Fill a shallow bowl with bread crumbs, and start spooning onto them small balls of potato/turnip mix -- I used the same 2-spoon technique that a lot of people use for drop cookies. Don't try to handle the croquettes too much in the breadcrumbs (my mistake #2), but try to coat them evenly. I ended up tossing the balls between both hands with the crumbs, which worked well but didn't squish the croquettes into useless paste as much as my first efforts.

Get your duck fat pretty damn hot - med. high heat until shimmery. If the fat isn't hot enough, the croquettes will be oily and soggy without a good crust. Fry the croquettes on as many sides as possible for maximum crisp, about 2-3 minutes per side if the oil is hot enough. Drain on a paper towel and serve hot with creme fraiche.

One problem with using Panko breadcrumbs .. or perhaps breadcrumbs in general .. is that some of them will undoubtedly flake off into the fat, where they burn to tiny tiny crisps.
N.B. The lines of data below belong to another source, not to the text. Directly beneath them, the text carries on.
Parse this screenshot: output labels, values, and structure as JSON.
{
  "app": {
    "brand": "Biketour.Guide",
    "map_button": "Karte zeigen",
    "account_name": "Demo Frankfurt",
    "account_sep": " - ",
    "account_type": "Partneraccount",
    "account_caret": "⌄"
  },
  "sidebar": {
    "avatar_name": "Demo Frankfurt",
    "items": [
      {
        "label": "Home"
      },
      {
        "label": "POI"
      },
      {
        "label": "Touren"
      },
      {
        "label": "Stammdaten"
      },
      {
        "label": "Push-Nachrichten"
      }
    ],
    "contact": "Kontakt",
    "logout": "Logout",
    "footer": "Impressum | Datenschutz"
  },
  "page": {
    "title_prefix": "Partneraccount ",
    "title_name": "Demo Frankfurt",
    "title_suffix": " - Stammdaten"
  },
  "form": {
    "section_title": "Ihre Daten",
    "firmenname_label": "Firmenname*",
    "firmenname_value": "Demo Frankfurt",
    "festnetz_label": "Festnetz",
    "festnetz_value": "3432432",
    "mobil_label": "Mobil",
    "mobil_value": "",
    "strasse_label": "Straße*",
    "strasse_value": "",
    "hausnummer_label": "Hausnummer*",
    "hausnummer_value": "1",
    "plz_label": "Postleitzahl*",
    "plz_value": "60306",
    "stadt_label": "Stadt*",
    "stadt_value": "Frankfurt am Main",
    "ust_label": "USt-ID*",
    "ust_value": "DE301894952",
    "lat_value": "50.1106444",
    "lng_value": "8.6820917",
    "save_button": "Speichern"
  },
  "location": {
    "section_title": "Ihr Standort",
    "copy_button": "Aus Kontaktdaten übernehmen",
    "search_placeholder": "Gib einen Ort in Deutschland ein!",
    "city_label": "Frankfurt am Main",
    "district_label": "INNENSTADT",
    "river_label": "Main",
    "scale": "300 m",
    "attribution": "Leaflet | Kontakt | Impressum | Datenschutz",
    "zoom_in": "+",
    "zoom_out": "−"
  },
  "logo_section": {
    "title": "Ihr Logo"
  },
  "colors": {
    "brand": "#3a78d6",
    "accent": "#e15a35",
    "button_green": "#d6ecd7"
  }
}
After about 15 minutes of boiling, smooshing and frying, while juggling my granola project at the same time, I turned around to see that the entire house was filled with noxious grey smoke. The dog was standing in the kitchen doorway with his feet apart, giving me a what-the-hell-are-you-doing look. By the time I was done, I collected a tiny mountain of the black crisps on one side of the pan. My hands, face and front were covered in tiny burns and my eyes and lungs stung from the smoke. Perhaps the whole experience wouldn't have been as overwhelming without the simul-baking of the granola (my mistake #3).